• **WHAT THE TASK ASKS**: The answer should match the entries below word for word, minus their pictures.

• **RECORD SET**:

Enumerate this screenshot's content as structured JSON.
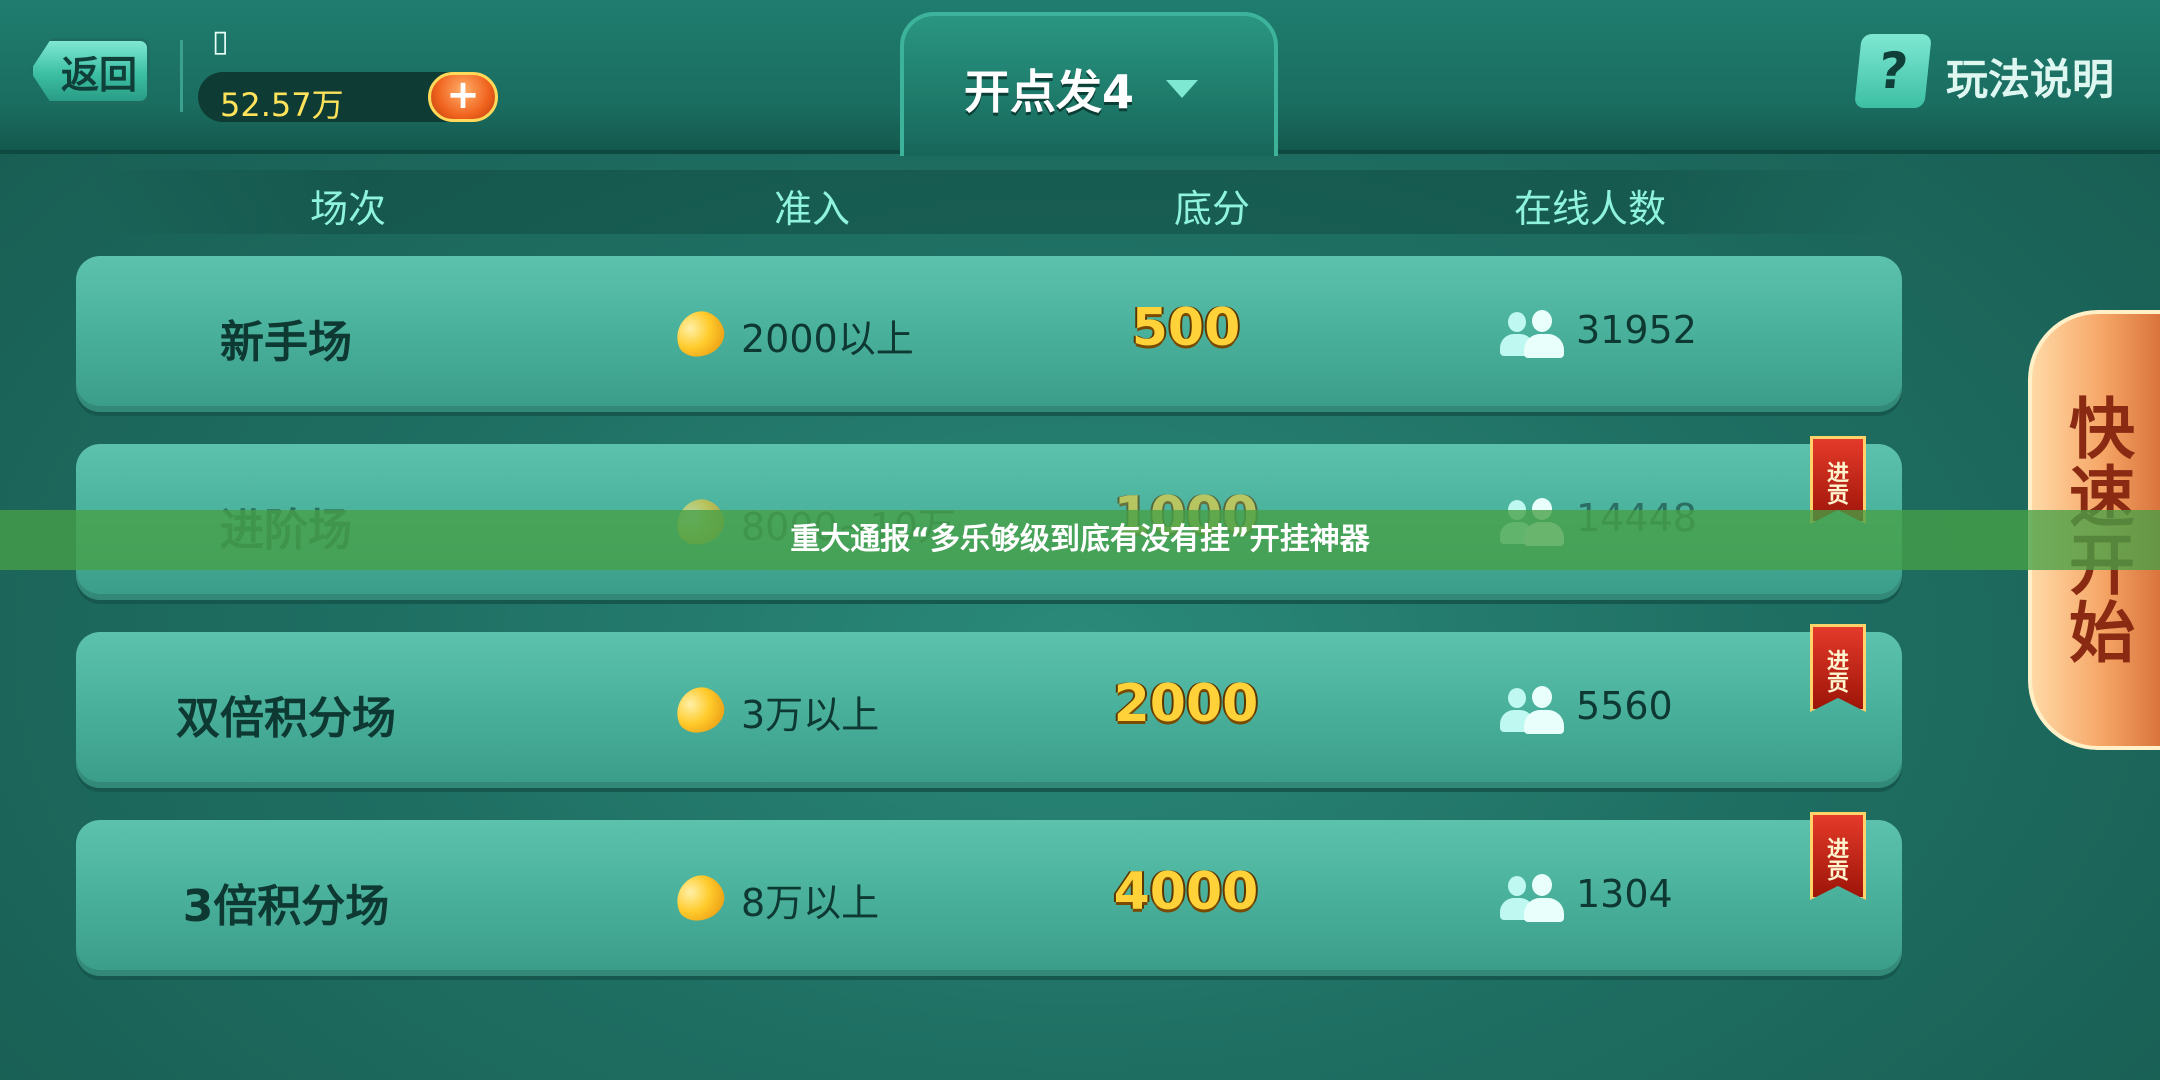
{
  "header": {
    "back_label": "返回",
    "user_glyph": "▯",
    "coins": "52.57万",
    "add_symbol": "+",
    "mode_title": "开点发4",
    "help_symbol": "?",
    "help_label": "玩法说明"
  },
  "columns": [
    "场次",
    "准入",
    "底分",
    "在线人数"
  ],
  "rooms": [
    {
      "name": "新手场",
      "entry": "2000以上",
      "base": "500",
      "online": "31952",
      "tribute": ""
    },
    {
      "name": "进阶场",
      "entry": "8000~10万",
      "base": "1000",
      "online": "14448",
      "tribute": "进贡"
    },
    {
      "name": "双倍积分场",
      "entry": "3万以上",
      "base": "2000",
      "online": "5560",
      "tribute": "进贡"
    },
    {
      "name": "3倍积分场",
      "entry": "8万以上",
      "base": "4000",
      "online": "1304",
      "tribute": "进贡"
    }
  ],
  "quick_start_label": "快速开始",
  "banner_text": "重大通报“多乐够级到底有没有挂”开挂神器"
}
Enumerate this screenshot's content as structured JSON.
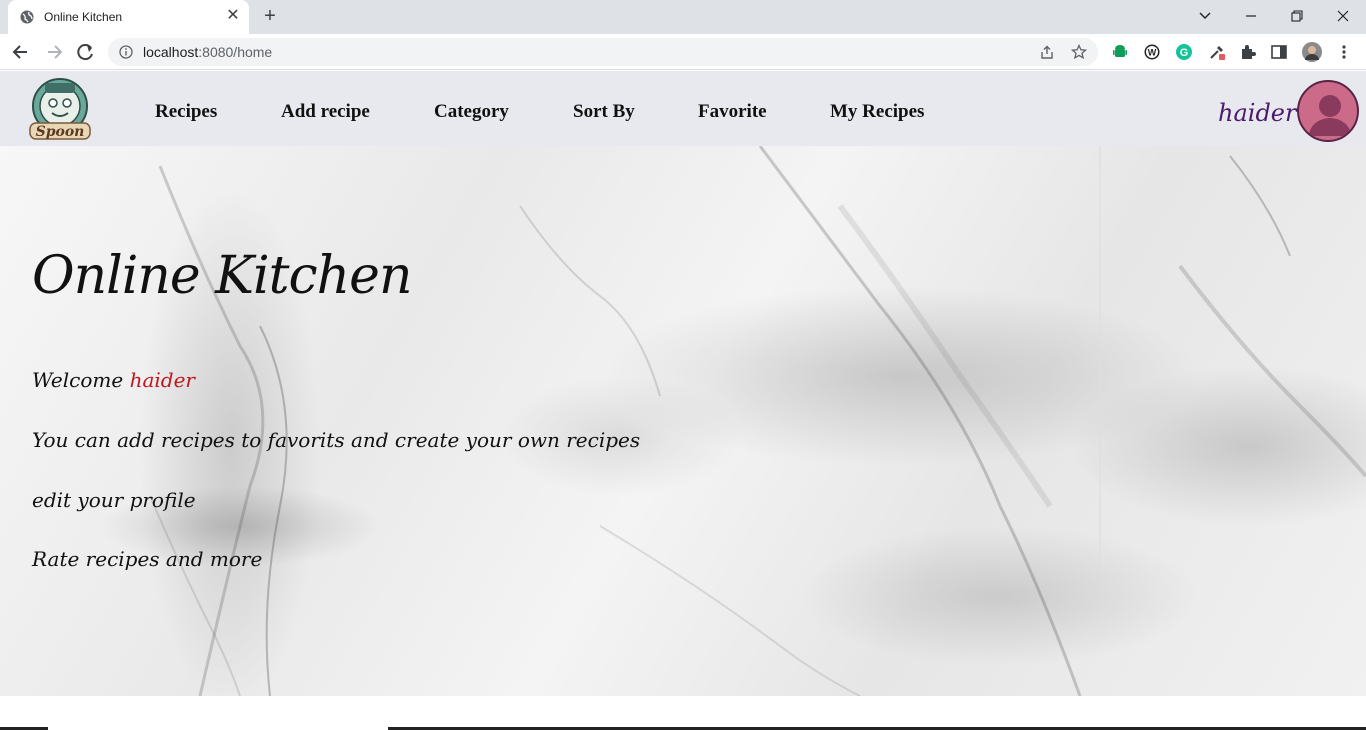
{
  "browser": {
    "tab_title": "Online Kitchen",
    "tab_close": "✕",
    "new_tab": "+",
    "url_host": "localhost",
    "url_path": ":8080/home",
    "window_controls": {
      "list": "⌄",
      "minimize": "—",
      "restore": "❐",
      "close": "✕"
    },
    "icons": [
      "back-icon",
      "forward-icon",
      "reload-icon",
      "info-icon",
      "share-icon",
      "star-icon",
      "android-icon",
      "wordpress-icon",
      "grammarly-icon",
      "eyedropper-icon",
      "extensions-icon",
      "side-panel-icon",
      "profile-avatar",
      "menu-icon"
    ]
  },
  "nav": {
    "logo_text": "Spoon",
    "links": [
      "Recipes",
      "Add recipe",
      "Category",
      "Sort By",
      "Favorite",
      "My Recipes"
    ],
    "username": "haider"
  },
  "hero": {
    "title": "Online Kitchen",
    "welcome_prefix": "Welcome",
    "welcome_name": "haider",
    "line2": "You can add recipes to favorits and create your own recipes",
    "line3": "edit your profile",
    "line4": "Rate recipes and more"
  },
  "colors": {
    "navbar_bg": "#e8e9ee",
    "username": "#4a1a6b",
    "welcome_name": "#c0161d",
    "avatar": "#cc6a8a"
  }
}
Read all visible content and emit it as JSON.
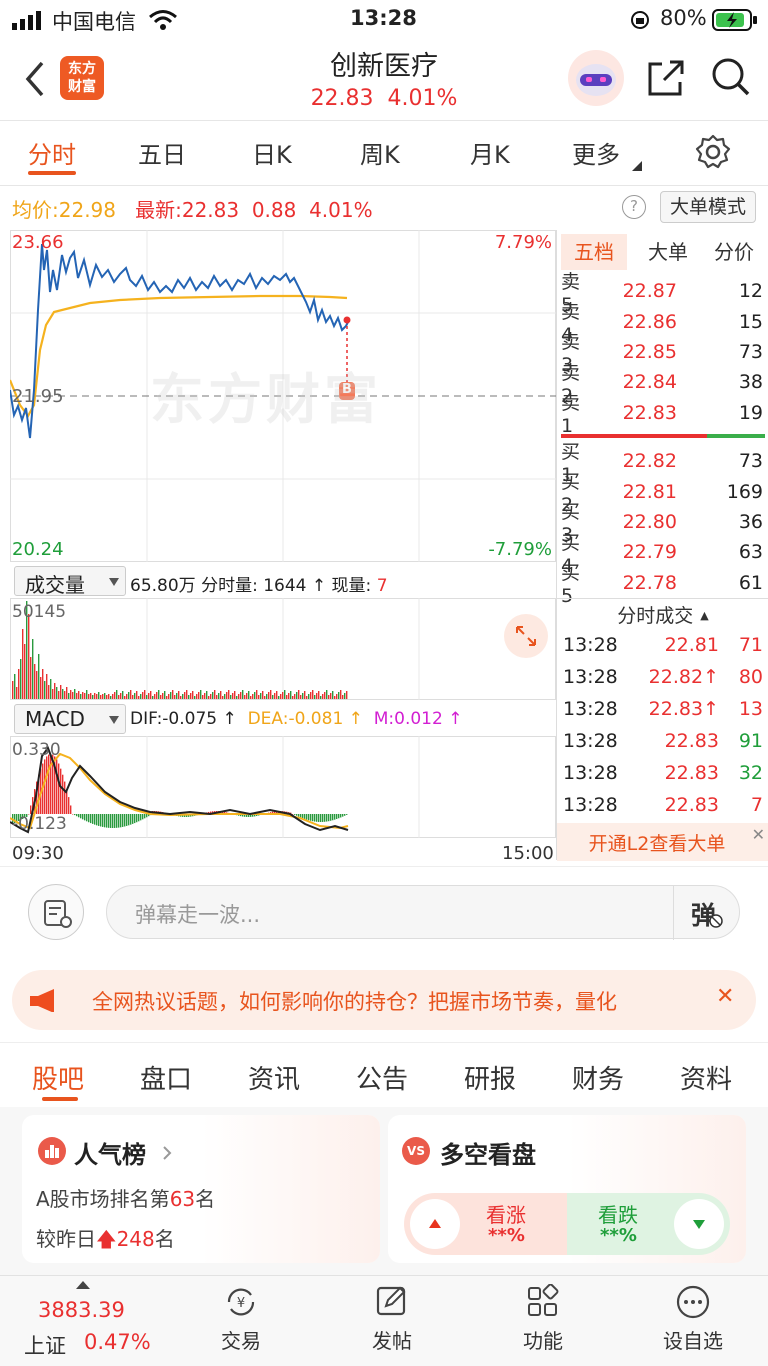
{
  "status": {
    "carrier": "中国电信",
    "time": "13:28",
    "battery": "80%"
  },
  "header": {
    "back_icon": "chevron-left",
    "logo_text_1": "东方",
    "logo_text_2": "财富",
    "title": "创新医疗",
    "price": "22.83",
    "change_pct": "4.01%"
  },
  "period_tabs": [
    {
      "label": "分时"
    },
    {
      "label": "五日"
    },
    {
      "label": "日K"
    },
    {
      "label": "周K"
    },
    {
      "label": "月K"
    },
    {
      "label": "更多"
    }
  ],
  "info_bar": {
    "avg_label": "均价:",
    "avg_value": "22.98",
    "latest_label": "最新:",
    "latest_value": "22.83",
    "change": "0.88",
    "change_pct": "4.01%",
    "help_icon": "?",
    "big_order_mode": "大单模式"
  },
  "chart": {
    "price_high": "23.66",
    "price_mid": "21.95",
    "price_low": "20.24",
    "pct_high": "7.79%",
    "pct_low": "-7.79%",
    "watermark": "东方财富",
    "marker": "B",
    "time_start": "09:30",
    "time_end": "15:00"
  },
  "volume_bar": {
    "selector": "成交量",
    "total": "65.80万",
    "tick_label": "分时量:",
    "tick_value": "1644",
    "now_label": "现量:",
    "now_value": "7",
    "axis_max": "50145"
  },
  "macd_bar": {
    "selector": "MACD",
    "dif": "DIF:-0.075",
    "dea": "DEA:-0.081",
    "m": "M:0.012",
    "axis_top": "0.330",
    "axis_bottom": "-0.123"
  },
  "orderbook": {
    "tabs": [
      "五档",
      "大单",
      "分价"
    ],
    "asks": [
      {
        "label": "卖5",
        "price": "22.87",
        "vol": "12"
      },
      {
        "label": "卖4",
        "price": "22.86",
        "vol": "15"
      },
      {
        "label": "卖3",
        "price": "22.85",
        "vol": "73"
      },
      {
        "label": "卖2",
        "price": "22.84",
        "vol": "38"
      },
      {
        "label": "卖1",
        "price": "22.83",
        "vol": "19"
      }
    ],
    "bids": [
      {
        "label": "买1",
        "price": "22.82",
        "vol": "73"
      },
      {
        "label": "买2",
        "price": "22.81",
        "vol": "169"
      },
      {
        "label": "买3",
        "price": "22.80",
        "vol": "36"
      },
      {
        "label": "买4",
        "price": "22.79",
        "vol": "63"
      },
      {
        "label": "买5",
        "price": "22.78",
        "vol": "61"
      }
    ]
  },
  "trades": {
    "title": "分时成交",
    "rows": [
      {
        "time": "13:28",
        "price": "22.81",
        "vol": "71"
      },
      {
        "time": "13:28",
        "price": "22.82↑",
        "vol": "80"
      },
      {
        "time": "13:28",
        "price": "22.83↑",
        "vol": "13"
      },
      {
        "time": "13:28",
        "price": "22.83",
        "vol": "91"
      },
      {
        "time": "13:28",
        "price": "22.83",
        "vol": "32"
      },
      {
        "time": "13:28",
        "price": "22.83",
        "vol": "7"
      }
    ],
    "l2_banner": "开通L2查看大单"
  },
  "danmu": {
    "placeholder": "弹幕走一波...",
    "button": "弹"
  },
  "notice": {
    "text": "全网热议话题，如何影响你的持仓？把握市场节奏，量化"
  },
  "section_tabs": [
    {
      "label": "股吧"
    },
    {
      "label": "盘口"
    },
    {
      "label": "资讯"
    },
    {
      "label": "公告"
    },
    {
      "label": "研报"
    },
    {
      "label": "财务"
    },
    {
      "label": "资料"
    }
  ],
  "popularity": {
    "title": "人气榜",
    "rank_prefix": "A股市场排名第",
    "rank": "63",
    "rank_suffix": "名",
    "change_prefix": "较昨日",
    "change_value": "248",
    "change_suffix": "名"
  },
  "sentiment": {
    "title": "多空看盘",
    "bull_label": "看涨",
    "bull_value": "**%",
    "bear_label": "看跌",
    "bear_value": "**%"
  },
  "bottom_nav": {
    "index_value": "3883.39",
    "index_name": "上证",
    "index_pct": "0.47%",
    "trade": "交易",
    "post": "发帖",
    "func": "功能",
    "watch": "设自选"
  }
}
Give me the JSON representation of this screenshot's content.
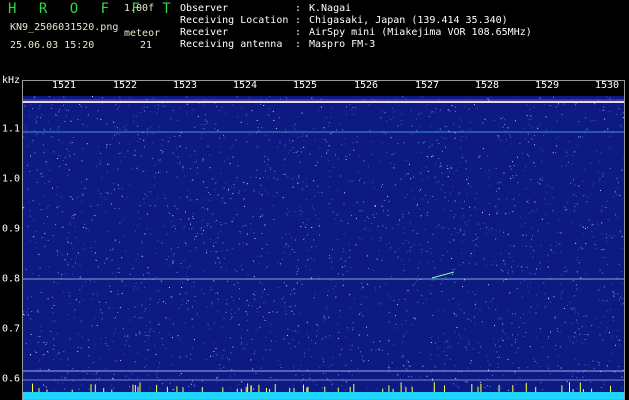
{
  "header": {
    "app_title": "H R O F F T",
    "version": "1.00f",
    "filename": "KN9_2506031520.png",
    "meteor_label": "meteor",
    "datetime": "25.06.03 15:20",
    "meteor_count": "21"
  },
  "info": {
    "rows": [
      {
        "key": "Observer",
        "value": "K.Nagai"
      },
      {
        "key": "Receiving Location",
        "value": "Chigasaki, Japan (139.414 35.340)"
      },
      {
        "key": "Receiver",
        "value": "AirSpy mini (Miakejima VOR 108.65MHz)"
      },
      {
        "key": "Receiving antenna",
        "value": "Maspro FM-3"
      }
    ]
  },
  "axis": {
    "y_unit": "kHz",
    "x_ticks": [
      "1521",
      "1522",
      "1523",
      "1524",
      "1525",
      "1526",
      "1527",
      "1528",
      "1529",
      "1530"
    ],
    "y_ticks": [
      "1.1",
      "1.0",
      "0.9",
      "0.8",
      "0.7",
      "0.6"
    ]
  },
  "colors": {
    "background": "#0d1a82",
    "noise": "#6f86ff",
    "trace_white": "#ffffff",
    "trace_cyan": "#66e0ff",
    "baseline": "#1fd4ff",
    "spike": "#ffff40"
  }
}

• **ANSWER SECTION**:
Enumerate this screenshot's content as structured JSON.
{
  "header": {
    "back_label": "返回",
    "user_glyph": "▯",
    "coins": "52.57万",
    "add_symbol": "+",
    "mode_title": "开点发4",
    "help_symbol": "?",
    "help_label": "玩法说明"
  },
  "columns": [
    "场次",
    "准入",
    "底分",
    "在线人数"
  ],
  "rooms": [
    {
      "name": "新手场",
      "entry": "2000以上",
      "base": "500",
      "online": "31952",
      "tribute": ""
    },
    {
      "name": "进阶场",
      "entry": "8000~10万",
      "base": "1000",
      "online": "14448",
      "tribute": "进贡"
    },
    {
      "name": "双倍积分场",
      "entry": "3万以上",
      "base": "2000",
      "online": "5560",
      "tribute": "进贡"
    },
    {
      "name": "3倍积分场",
      "entry": "8万以上",
      "base": "4000",
      "online": "1304",
      "tribute": "进贡"
    }
  ],
  "quick_start_label": "快速开始",
  "banner_text": "重大通报“多乐够级到底有没有挂”开挂神器"
}
Enumerate this screenshot's content as structured JSON.
{
  "browser": {
    "tab_title": "Online Kitchen",
    "tab_close": "✕",
    "new_tab": "+",
    "url_host": "localhost",
    "url_path": ":8080/home",
    "window_controls": {
      "list": "⌄",
      "minimize": "—",
      "restore": "❐",
      "close": "✕"
    },
    "icons": [
      "back-icon",
      "forward-icon",
      "reload-icon",
      "info-icon",
      "share-icon",
      "star-icon",
      "android-icon",
      "wordpress-icon",
      "grammarly-icon",
      "eyedropper-icon",
      "extensions-icon",
      "side-panel-icon",
      "profile-avatar",
      "menu-icon"
    ]
  },
  "nav": {
    "logo_text": "Spoon",
    "links": [
      "Recipes",
      "Add recipe",
      "Category",
      "Sort By",
      "Favorite",
      "My Recipes"
    ],
    "username": "haider"
  },
  "hero": {
    "title": "Online Kitchen",
    "welcome_prefix": "Welcome",
    "welcome_name": "haider",
    "line2": "You can add recipes to favorits and create your own recipes",
    "line3": "edit your profile",
    "line4": "Rate recipes and more"
  },
  "colors": {
    "navbar_bg": "#e8e9ee",
    "username": "#4a1a6b",
    "welcome_name": "#c0161d",
    "avatar": "#cc6a8a"
  }
}
Read all visible content and emit it as JSON.
{
  "status": {
    "carrier": "中国电信",
    "time": "13:28",
    "battery": "80%"
  },
  "header": {
    "back_icon": "chevron-left",
    "logo_text_1": "东方",
    "logo_text_2": "财富",
    "title": "创新医疗",
    "price": "22.83",
    "change_pct": "4.01%"
  },
  "period_tabs": [
    {
      "label": "分时"
    },
    {
      "label": "五日"
    },
    {
      "label": "日K"
    },
    {
      "label": "周K"
    },
    {
      "label": "月K"
    },
    {
      "label": "更多"
    }
  ],
  "info_bar": {
    "avg_label": "均价:",
    "avg_value": "22.98",
    "latest_label": "最新:",
    "latest_value": "22.83",
    "change": "0.88",
    "change_pct": "4.01%",
    "help_icon": "?",
    "big_order_mode": "大单模式"
  },
  "chart": {
    "price_high": "23.66",
    "price_mid": "21.95",
    "price_low": "20.24",
    "pct_high": "7.79%",
    "pct_low": "-7.79%",
    "watermark": "东方财富",
    "marker": "B",
    "time_start": "09:30",
    "time_end": "15:00"
  },
  "volume_bar": {
    "selector": "成交量",
    "total": "65.80万",
    "tick_label": "分时量:",
    "tick_value": "1644",
    "now_label": "现量:",
    "now_value": "7",
    "axis_max": "50145"
  },
  "macd_bar": {
    "selector": "MACD",
    "dif": "DIF:-0.075",
    "dea": "DEA:-0.081",
    "m": "M:0.012",
    "axis_top": "0.330",
    "axis_bottom": "-0.123"
  },
  "orderbook": {
    "tabs": [
      "五档",
      "大单",
      "分价"
    ],
    "asks": [
      {
        "label": "卖5",
        "price": "22.87",
        "vol": "12"
      },
      {
        "label": "卖4",
        "price": "22.86",
        "vol": "15"
      },
      {
        "label": "卖3",
        "price": "22.85",
        "vol": "73"
      },
      {
        "label": "卖2",
        "price": "22.84",
        "vol": "38"
      },
      {
        "label": "卖1",
        "price": "22.83",
        "vol": "19"
      }
    ],
    "bids": [
      {
        "label": "买1",
        "price": "22.82",
        "vol": "73"
      },
      {
        "label": "买2",
        "price": "22.81",
        "vol": "169"
      },
      {
        "label": "买3",
        "price": "22.80",
        "vol": "36"
      },
      {
        "label": "买4",
        "price": "22.79",
        "vol": "63"
      },
      {
        "label": "买5",
        "price": "22.78",
        "vol": "61"
      }
    ]
  },
  "trades": {
    "title": "分时成交",
    "rows": [
      {
        "time": "13:28",
        "price": "22.81",
        "vol": "71"
      },
      {
        "time": "13:28",
        "price": "22.82↑",
        "vol": "80"
      },
      {
        "time": "13:28",
        "price": "22.83↑",
        "vol": "13"
      },
      {
        "time": "13:28",
        "price": "22.83",
        "vol": "91"
      },
      {
        "time": "13:28",
        "price": "22.83",
        "vol": "32"
      },
      {
        "time": "13:28",
        "price": "22.83",
        "vol": "7"
      }
    ],
    "l2_banner": "开通L2查看大单"
  },
  "danmu": {
    "placeholder": "弹幕走一波...",
    "button": "弹"
  },
  "notice": {
    "text": "全网热议话题，如何影响你的持仓？把握市场节奏，量化"
  },
  "section_tabs": [
    {
      "label": "股吧"
    },
    {
      "label": "盘口"
    },
    {
      "label": "资讯"
    },
    {
      "label": "公告"
    },
    {
      "label": "研报"
    },
    {
      "label": "财务"
    },
    {
      "label": "资料"
    }
  ],
  "popularity": {
    "title": "人气榜",
    "rank_prefix": "A股市场排名第",
    "rank": "63",
    "rank_suffix": "名",
    "change_prefix": "较昨日",
    "change_value": "248",
    "change_suffix": "名"
  },
  "sentiment": {
    "title": "多空看盘",
    "bull_label": "看涨",
    "bull_value": "**%",
    "bear_label": "看跌",
    "bear_value": "**%"
  },
  "bottom_nav": {
    "index_value": "3883.39",
    "index_name": "上证",
    "index_pct": "0.47%",
    "trade": "交易",
    "post": "发帖",
    "func": "功能",
    "watch": "设自选"
  }
}
Give me the JSON representation of this screenshot's content.
{
  "header": {
    "app_title": "H R O F F T",
    "version": "1.00f",
    "filename": "KN9_2506031520.png",
    "meteor_label": "meteor",
    "datetime": "25.06.03 15:20",
    "meteor_count": "21"
  },
  "info": {
    "rows": [
      {
        "key": "Observer",
        "value": "K.Nagai"
      },
      {
        "key": "Receiving Location",
        "value": "Chigasaki, Japan (139.414 35.340)"
      },
      {
        "key": "Receiver",
        "value": "AirSpy mini (Miakejima VOR 108.65MHz)"
      },
      {
        "key": "Receiving antenna",
        "value": "Maspro FM-3"
      }
    ]
  },
  "axis": {
    "y_unit": "kHz",
    "x_ticks": [
      "1521",
      "1522",
      "1523",
      "1524",
      "1525",
      "1526",
      "1527",
      "1528",
      "1529",
      "1530"
    ],
    "y_ticks": [
      "1.1",
      "1.0",
      "0.9",
      "0.8",
      "0.7",
      "0.6"
    ]
  },
  "colors": {
    "background": "#0d1a82",
    "noise": "#6f86ff",
    "trace_white": "#ffffff",
    "trace_cyan": "#66e0ff",
    "baseline": "#1fd4ff",
    "spike": "#ffff40"
  }
}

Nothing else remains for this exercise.